---------- Record excerpts ----------

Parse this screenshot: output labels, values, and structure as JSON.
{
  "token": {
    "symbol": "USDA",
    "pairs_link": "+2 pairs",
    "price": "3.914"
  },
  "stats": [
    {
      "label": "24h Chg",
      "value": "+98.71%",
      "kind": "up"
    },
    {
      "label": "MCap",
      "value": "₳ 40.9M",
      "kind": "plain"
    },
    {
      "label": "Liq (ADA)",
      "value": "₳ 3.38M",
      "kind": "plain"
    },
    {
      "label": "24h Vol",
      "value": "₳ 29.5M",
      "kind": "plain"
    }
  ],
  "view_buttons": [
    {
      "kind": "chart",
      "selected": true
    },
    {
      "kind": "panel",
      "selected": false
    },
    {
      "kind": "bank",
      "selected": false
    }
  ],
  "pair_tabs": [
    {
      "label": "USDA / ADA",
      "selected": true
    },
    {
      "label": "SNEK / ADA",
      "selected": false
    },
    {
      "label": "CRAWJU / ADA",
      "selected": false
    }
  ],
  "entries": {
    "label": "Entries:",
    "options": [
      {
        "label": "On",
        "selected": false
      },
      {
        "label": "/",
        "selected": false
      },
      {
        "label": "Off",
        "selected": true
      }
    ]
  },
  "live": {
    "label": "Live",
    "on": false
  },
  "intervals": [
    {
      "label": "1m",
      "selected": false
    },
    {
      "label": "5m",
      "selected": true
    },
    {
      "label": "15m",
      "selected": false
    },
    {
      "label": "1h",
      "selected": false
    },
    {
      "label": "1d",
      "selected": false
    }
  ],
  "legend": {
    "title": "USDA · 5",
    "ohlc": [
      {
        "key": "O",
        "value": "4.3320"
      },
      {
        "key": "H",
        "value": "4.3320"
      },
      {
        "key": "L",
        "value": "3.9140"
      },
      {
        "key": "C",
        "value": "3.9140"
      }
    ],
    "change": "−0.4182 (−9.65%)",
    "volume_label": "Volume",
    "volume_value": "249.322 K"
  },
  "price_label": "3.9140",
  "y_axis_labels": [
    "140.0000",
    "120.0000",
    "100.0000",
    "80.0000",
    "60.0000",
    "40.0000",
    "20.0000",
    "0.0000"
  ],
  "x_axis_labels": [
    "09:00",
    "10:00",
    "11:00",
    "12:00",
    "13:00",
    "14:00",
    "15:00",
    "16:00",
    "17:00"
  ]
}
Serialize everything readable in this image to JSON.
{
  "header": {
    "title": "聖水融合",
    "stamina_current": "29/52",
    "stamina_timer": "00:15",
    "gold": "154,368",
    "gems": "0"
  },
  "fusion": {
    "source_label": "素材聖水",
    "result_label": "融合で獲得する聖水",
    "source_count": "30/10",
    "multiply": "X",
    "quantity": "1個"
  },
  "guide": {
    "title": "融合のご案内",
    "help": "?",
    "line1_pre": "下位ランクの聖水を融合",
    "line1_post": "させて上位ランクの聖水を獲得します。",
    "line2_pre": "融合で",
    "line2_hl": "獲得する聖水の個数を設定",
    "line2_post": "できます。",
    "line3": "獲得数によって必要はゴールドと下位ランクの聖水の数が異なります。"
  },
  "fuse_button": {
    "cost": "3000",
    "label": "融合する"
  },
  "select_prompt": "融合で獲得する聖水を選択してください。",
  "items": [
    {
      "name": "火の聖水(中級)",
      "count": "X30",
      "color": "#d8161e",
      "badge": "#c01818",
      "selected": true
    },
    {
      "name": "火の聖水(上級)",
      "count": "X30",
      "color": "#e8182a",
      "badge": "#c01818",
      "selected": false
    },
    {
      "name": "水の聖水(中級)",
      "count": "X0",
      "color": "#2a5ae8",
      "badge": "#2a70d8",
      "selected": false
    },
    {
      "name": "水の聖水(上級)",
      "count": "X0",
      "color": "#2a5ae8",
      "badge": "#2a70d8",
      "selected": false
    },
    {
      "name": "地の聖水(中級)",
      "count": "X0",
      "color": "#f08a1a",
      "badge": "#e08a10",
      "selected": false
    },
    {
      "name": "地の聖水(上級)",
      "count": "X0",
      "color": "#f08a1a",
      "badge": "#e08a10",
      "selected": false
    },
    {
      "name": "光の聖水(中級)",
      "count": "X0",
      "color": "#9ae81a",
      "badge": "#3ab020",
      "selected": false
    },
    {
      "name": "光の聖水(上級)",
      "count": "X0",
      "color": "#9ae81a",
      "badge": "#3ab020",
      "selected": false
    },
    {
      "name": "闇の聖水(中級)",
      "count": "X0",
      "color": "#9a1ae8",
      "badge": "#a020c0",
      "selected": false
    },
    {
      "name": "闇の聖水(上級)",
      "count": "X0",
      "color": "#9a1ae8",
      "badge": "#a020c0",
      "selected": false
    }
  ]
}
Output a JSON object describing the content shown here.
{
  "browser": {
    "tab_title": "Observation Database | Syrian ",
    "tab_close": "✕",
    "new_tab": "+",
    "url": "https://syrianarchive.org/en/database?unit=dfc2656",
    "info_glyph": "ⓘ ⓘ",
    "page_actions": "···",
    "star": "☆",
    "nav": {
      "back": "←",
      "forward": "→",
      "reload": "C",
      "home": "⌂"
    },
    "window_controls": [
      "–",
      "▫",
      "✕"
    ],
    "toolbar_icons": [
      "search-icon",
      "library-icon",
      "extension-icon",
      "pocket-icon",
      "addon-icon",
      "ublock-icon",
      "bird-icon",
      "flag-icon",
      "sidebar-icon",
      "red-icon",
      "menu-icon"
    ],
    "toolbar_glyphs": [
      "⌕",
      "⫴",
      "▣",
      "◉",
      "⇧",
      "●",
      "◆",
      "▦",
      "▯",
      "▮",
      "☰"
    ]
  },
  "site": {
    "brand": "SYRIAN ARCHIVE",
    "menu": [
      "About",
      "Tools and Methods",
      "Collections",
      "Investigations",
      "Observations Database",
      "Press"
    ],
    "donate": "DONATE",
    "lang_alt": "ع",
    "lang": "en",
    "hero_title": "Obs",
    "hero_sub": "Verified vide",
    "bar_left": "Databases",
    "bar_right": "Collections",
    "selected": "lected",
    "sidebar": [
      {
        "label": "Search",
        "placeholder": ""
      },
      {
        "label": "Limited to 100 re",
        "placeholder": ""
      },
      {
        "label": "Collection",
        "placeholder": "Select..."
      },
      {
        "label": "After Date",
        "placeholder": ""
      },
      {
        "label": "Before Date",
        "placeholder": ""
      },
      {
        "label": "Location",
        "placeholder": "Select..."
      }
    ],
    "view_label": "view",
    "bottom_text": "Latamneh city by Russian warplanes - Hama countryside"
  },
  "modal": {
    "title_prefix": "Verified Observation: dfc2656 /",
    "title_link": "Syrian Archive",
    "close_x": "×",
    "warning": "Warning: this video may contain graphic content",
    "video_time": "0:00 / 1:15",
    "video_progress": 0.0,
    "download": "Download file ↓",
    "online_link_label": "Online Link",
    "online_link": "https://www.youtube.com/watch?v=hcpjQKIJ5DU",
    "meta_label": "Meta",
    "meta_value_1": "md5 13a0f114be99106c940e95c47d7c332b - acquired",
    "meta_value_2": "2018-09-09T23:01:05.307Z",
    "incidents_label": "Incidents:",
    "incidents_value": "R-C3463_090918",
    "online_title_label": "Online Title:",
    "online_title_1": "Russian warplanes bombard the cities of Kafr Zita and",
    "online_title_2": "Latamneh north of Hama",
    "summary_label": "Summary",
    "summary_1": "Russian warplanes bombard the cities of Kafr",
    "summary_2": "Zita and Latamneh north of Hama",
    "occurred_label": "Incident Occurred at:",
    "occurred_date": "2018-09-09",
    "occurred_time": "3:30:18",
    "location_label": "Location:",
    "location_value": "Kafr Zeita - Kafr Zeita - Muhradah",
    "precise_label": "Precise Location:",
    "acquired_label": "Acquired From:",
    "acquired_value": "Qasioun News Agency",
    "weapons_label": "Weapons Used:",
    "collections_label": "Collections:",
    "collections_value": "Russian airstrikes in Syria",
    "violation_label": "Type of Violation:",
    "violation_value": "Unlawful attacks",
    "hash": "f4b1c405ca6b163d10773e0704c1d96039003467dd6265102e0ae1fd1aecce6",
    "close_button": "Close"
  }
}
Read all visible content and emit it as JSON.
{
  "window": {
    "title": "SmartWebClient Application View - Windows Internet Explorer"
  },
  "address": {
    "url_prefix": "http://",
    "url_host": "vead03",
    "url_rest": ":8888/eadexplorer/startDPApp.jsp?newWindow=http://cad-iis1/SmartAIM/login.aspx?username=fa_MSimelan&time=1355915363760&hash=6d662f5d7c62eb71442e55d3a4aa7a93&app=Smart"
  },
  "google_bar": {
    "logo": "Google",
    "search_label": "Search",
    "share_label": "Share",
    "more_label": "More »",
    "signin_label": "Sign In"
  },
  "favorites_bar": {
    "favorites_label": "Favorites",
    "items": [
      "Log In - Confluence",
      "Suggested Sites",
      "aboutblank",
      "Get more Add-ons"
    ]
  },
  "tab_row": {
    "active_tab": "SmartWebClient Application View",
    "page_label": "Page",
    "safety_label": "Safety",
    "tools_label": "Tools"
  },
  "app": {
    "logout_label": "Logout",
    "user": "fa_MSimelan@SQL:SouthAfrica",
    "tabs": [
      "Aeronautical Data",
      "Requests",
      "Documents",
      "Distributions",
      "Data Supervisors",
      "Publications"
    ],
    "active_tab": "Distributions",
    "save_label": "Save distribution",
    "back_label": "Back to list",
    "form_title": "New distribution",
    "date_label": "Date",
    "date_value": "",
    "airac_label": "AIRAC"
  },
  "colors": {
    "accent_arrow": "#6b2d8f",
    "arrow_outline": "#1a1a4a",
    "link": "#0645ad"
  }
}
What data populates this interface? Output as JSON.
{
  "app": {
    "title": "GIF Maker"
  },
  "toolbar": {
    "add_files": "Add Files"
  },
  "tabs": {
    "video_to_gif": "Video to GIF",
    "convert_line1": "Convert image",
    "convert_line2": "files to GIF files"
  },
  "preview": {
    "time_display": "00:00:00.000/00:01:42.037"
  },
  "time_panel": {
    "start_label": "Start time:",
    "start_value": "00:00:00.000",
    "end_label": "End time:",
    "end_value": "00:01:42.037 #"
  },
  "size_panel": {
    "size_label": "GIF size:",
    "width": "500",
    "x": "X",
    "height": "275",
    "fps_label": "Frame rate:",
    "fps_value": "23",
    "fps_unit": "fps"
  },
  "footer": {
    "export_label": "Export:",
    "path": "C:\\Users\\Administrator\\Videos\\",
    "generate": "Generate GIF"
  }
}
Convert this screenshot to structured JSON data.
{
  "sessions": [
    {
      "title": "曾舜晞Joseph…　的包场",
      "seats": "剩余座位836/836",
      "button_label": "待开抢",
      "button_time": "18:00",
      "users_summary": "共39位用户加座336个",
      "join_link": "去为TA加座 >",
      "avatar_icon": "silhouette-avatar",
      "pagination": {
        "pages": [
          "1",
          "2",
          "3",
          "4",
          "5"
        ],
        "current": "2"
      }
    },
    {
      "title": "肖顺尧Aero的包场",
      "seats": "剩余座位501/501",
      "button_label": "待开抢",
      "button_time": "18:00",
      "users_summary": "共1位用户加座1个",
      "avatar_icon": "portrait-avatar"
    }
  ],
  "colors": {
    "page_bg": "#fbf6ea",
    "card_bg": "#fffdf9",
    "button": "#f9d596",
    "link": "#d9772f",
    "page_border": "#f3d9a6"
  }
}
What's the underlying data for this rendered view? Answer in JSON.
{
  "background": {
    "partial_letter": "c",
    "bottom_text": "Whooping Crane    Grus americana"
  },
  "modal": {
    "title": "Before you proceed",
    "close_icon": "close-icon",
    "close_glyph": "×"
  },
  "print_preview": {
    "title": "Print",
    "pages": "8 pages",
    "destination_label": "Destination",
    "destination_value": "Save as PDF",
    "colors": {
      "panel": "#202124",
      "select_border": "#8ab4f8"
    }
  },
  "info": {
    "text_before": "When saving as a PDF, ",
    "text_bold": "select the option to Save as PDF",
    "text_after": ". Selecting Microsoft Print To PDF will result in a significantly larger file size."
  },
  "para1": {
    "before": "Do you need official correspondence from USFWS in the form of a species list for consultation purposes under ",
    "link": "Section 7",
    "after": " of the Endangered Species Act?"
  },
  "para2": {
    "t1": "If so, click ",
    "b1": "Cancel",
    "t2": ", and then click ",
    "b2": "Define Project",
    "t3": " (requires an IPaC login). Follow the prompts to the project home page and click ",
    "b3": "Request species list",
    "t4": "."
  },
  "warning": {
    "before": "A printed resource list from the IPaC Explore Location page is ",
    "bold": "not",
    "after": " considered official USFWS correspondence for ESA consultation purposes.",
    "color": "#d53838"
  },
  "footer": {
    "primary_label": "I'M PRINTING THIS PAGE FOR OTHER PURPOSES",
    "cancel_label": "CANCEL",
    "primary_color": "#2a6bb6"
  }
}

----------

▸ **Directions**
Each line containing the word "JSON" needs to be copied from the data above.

▸ **Result for this task**
Parse this screenshot: output labels, values, and structure as JSON.
Serialize everything readable in this image to JSON.
Output a JSON object describing the content shown here.
Read all visible content and emit it as JSON.
What data populates this interface? Output as JSON.
Convert this screenshot to structured JSON data.
What's the underlying data for this rendered view? Answer in JSON.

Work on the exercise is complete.